### Description of the task
The following entries are to be retyped in full, exactly as written.

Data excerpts
===

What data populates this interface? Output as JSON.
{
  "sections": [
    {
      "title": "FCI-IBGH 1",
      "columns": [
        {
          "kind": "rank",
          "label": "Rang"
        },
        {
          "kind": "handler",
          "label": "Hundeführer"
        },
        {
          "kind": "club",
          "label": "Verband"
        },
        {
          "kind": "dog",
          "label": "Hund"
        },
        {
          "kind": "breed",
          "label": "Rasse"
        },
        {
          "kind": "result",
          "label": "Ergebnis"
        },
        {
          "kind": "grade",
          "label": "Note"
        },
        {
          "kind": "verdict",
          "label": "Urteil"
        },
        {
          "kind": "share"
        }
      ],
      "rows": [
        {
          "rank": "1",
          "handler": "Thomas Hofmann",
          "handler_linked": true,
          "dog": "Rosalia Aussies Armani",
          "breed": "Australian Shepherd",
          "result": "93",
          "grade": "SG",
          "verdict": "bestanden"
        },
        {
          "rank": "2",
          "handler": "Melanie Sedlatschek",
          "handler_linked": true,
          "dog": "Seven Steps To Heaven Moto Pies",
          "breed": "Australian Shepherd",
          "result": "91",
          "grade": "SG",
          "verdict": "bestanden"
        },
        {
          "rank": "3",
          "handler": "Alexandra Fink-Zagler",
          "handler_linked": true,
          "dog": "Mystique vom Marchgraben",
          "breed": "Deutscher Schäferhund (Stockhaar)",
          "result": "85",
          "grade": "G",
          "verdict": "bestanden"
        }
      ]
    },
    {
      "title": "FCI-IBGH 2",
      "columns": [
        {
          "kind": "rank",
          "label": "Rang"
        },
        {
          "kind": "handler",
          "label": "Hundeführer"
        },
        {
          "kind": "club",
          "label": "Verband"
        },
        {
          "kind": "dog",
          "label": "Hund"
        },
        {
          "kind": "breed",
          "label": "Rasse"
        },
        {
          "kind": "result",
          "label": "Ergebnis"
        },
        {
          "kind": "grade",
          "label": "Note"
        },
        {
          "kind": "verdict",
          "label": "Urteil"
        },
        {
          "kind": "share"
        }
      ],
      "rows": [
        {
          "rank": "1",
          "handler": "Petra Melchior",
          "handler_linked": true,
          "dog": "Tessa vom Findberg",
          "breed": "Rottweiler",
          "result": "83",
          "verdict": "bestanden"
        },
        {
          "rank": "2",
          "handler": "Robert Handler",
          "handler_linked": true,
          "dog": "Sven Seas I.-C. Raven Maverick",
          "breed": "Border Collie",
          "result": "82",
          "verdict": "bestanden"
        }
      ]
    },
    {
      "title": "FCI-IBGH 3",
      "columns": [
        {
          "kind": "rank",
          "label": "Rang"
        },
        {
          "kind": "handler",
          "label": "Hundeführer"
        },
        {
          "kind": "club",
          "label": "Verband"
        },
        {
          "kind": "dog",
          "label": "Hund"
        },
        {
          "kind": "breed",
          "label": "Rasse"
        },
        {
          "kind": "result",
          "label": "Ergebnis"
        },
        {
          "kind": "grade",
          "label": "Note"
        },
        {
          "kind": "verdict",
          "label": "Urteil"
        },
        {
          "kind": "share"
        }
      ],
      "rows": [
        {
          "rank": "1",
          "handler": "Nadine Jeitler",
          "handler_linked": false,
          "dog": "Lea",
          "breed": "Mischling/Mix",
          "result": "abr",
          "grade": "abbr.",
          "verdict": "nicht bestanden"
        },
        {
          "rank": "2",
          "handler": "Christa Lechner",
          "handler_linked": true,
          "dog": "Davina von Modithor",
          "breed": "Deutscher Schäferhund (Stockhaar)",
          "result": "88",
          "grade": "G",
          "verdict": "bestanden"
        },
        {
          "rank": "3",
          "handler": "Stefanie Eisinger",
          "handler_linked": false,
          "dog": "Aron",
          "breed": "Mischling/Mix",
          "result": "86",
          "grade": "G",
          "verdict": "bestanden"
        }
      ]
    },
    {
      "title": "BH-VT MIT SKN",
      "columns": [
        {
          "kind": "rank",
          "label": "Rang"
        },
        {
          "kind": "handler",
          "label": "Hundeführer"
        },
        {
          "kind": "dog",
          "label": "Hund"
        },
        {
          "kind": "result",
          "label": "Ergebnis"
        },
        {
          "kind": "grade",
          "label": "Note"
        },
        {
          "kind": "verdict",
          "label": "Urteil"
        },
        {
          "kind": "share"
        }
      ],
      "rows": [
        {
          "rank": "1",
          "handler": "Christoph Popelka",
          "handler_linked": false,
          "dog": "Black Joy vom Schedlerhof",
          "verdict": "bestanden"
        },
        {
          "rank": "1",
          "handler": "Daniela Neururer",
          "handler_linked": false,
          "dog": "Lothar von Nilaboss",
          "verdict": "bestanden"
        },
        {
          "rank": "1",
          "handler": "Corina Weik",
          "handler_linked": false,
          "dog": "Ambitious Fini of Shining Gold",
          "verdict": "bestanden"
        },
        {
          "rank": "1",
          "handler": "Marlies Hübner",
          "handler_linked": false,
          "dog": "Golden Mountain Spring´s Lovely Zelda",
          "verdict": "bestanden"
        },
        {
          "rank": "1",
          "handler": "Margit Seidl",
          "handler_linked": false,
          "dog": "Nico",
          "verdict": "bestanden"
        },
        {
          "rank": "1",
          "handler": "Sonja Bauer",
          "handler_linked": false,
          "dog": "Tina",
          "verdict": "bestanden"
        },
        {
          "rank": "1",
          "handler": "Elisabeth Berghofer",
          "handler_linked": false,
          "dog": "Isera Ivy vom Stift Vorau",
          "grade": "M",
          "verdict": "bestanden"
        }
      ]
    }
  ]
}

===

### Exercise response
What data populates this interface? Output as JSON.
{
  "sections": [
    {
      "title": "FCI-IBGH 1",
      "columns": [
        {
          "kind": "rank",
          "label": "Rang"
        },
        {
          "kind": "handler",
          "label": "Hundeführer"
        },
        {
          "kind": "club",
          "label": "Verband"
        },
        {
          "kind": "dog",
          "label": "Hund"
        },
        {
          "kind": "breed",
          "label": "Rasse"
        },
        {
          "kind": "result",
          "label": "Ergebnis"
        },
        {
          "kind": "grade",
          "label": "Note"
        },
        {
          "kind": "verdict",
          "label": "Urteil"
        },
        {
          "kind": "share"
        }
      ],
      "rows": [
        {
          "rank": "1",
          "handler": "Thomas Hofmann",
          "handler_linked": true,
          "dog": "Rosalia Aussies Armani",
          "breed": "Australian Shepherd",
          "result": "93",
          "grade": "SG",
          "verdict": "bestanden"
        },
        {
          "rank": "2",
          "handler": "Melanie Sedlatschek",
          "handler_linked": true,
          "dog": "Seven Steps To Heaven Moto Pies",
          "breed": "Australian Shepherd",
          "result": "91",
          "grade": "SG",
          "verdict": "bestanden"
        },
        {
          "rank": "3",
          "handler": "Alexandra Fink-Zagler",
          "handler_linked": true,
          "dog": "Mystique vom Marchgraben",
          "breed": "Deutscher Schäferhund (Stockhaar)",
          "result": "85",
          "grade": "G",
          "verdict": "bestanden"
        }
      ]
    },
    {
      "title": "FCI-IBGH 2",
      "columns": [
        {
          "kind": "rank",
          "label": "Rang"
        },
        {
          "kind": "handler",
          "label": "Hundeführer"
        },
        {
          "kind": "club",
          "label": "Verband"
        },
        {
          "kind": "dog",
          "label": "Hund"
        },
        {
          "kind": "breed",
          "label": "Rasse"
        },
        {
          "kind": "result",
          "label": "Ergebnis"
        },
        {
          "kind": "grade",
          "label": "Note"
        },
        {
          "kind": "verdict",
          "label": "Urteil"
        },
        {
          "kind": "share"
        }
      ],
      "rows": [
        {
          "rank": "1",
          "handler": "Petra Melchior",
          "handler_linked": true,
          "dog": "Tessa vom Findberg",
          "breed": "Rottweiler",
          "result": "83",
          "verdict": "bestanden"
        },
        {
          "rank": "2",
          "handler": "Robert Handler",
          "handler_linked": true,
          "dog": "Sven Seas I.-C. Raven Maverick",
          "breed": "Border Collie",
          "result": "82",
          "verdict": "bestanden"
        }
      ]
    },
    {
      "title": "FCI-IBGH 3",
      "columns": [
        {
          "kind": "rank",
          "label": "Rang"
        },
        {
          "kind": "handler",
          "label": "Hundeführer"
        },
        {
          "kind": "club",
          "label": "Verband"
        },
        {
          "kind": "dog",
          "label": "Hund"
        },
        {
          "kind": "breed",
          "label": "Rasse"
        },
        {
          "kind": "result",
          "label": "Ergebnis"
        },
        {
          "kind": "grade",
          "label": "Note"
        },
        {
          "kind": "verdict",
          "label": "Urteil"
        },
        {
          "kind": "share"
        }
      ],
      "rows": [
        {
          "rank": "1",
          "handler": "Nadine Jeitler",
          "handler_linked": false,
          "dog": "Lea",
          "breed": "Mischling/Mix",
          "result": "abr",
          "grade": "abbr.",
          "verdict": "nicht bestanden"
        },
        {
          "rank": "2",
          "handler": "Christa Lechner",
          "handler_linked": true,
          "dog": "Davina von Modithor",
          "breed": "Deutscher Schäferhund (Stockhaar)",
          "result": "88",
          "grade": "G",
          "verdict": "bestanden"
        },
        {
          "rank": "3",
          "handler": "Stefanie Eisinger",
          "handler_linked": false,
          "dog": "Aron",
          "breed": "Mischling/Mix",
          "result": "86",
          "grade": "G",
          "verdict": "bestanden"
        }
      ]
    },
    {
      "title": "BH-VT MIT SKN",
      "columns": [
        {
          "kind": "rank",
          "label": "Rang"
        },
        {
          "kind": "handler",
          "label": "Hundeführer"
        },
        {
          "kind": "dog",
          "label": "Hund"
        },
        {
          "kind": "result",
          "label": "Ergebnis"
        },
        {
          "kind": "grade",
          "label": "Note"
        },
        {
          "kind": "verdict",
          "label": "Urteil"
        },
        {
          "kind": "share"
        }
      ],
      "rows": [
        {
          "rank": "1",
          "handler": "Christoph Popelka",
          "handler_linked": false,
          "dog": "Black Joy vom Schedlerhof",
          "verdict": "bestanden"
        },
        {
          "rank": "1",
          "handler": "Daniela Neururer",
          "handler_linked": false,
          "dog": "Lothar von Nilaboss",
          "verdict": "bestanden"
        },
        {
          "rank": "1",
          "handler": "Corina Weik",
          "handler_linked": false,
          "dog": "Ambitious Fini of Shining Gold",
          "verdict": "bestanden"
        },
        {
          "rank": "1",
          "handler": "Marlies Hübner",
          "handler_linked": false,
          "dog": "Golden Mountain Spring´s Lovely Zelda",
          "verdict": "bestanden"
        },
        {
          "rank": "1",
          "handler": "Margit Seidl",
          "handler_linked": false,
          "dog": "Nico",
          "verdict": "bestanden"
        },
        {
          "rank": "1",
          "handler": "Sonja Bauer",
          "handler_linked": false,
          "dog": "Tina",
          "verdict": "bestanden"
        },
        {
          "rank": "1",
          "handler": "Elisabeth Berghofer",
          "handler_linked": false,
          "dog": "Isera Ivy vom Stift Vorau",
          "grade": "M",
          "verdict": "bestanden"
        }
      ]
    }
  ]
}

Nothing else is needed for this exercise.